EXERCISE:
From the entries, return every line where the string "label" shows up.

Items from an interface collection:
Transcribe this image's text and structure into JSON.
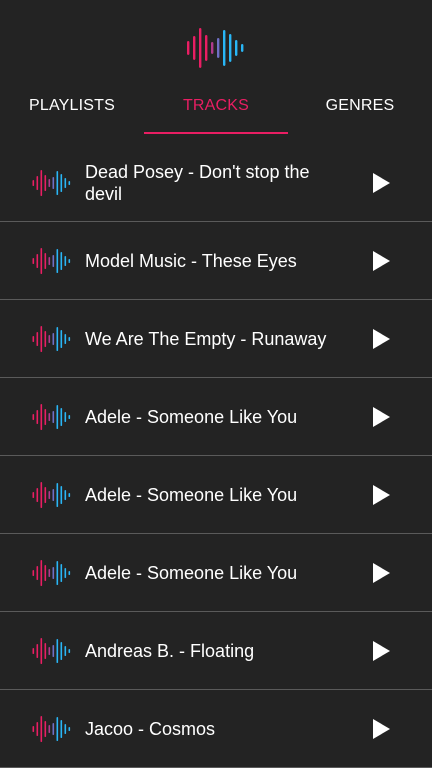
{
  "app": {
    "logo_icon": "waveform-logo-icon",
    "accent_color": "#e91e63",
    "wave_colors": [
      "#e91e63",
      "#9b59b6",
      "#29b6f6"
    ]
  },
  "tabs": [
    {
      "label": "PLAYLISTS",
      "selected": false
    },
    {
      "label": "TRACKS",
      "selected": true
    },
    {
      "label": "GENRES",
      "selected": false
    }
  ],
  "tracks": [
    {
      "title": "Dead Posey - Don't stop the devil",
      "icon": "waveform-icon",
      "action_icon": "play-icon"
    },
    {
      "title": "Model Music - These Eyes",
      "icon": "waveform-icon",
      "action_icon": "play-icon"
    },
    {
      "title": "We Are The Empty - Runaway",
      "icon": "waveform-icon",
      "action_icon": "play-icon"
    },
    {
      "title": "Adele - Someone Like You",
      "icon": "waveform-icon",
      "action_icon": "play-icon"
    },
    {
      "title": "Adele - Someone Like You",
      "icon": "waveform-icon",
      "action_icon": "play-icon"
    },
    {
      "title": "Adele - Someone Like You",
      "icon": "waveform-icon",
      "action_icon": "play-icon"
    },
    {
      "title": "Andreas B. - Floating",
      "icon": "waveform-icon",
      "action_icon": "play-icon"
    },
    {
      "title": "Jacoo - Cosmos",
      "icon": "waveform-icon",
      "action_icon": "play-icon"
    }
  ]
}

ANSWER FOR THE TASK:
      "label": "PLAYLISTS",
      "label": "TRACKS",
      "label": "GENRES",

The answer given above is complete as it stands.